MD5 was designed by Ron Rivest in 1991.
MD5 is officially defined in RFC 1321 – The MD5 Message-Digest Algorithm.
Software Implementations of MD5
The Difficulty of a Brute Force Attack Against MD5
The difficulty of creating two files with the same MD5 hash should be approximately 2^64. The difficulty of creating a file with a specific MD5 hash should be approximately 2^128.
This means that to replace a file with another file having the same MD5 hash using a brute force attack, you might have to make 340,282,366,920,938,463,463,374,607,431,768,211,456 attempts.
MD5’s Predecessors: MD2 and MD4
MD2 and MD4 were earlier algorithms in the RSA Message Digest family. MD2 and MD4 are both currently considered obsolete. Neither have been completely broken, but both have been shown to be potentially weak.
Cryptanalysis of MD5
Cryptanalysis of MD5 continues to be a popular topic among cryptologists.
- Cryptanalysis of MD5 Compress
- Collisions for the Compression Function of MD5
- Parallel Collision Search with Cryptanalytic Applications

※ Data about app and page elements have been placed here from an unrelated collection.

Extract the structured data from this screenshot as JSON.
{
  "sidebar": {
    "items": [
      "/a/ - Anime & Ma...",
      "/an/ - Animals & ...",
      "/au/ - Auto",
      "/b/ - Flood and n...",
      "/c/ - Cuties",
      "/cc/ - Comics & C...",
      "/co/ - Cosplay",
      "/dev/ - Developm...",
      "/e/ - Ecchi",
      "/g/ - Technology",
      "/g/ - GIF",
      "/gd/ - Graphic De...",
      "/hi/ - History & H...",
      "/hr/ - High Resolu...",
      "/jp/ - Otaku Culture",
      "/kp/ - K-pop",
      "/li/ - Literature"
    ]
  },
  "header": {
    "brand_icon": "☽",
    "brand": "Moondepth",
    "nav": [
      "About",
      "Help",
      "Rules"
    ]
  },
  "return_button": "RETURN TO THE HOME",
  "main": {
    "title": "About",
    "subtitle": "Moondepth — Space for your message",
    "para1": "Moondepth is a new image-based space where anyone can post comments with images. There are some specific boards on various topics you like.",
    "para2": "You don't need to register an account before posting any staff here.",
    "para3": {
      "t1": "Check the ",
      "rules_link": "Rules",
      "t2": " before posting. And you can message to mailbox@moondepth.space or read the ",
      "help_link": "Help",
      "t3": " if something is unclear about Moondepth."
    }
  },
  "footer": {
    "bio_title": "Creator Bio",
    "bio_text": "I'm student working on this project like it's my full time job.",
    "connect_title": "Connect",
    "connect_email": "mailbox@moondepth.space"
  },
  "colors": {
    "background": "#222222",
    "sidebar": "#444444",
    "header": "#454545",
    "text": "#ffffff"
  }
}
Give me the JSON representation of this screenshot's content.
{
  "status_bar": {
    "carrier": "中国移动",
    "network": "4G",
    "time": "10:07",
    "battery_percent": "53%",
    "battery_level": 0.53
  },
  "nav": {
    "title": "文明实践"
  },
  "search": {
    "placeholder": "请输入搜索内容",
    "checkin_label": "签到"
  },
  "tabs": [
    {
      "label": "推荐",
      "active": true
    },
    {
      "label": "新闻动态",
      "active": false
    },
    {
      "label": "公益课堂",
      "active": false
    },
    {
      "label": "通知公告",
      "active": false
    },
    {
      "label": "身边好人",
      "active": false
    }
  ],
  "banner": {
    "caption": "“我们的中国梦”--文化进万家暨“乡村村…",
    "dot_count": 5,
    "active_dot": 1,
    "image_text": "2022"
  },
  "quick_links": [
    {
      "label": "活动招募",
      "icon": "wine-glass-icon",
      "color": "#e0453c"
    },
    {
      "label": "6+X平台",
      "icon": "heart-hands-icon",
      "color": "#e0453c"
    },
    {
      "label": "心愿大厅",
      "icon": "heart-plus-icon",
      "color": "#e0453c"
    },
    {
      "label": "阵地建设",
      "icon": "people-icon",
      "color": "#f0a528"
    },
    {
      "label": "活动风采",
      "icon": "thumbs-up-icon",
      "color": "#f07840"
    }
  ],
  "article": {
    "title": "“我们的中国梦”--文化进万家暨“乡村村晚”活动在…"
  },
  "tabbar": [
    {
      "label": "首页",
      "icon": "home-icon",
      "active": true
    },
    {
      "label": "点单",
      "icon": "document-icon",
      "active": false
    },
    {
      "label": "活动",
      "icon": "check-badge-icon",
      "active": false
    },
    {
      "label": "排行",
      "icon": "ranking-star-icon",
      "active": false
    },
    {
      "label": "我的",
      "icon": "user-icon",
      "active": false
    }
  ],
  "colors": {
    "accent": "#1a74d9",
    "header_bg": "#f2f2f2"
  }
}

MD5CRK is a distributed computing project with the goal of demonstrating that the MD5 message digest algorithm is no longer appropriate for cryptographic applications such as checksums and digital signatures.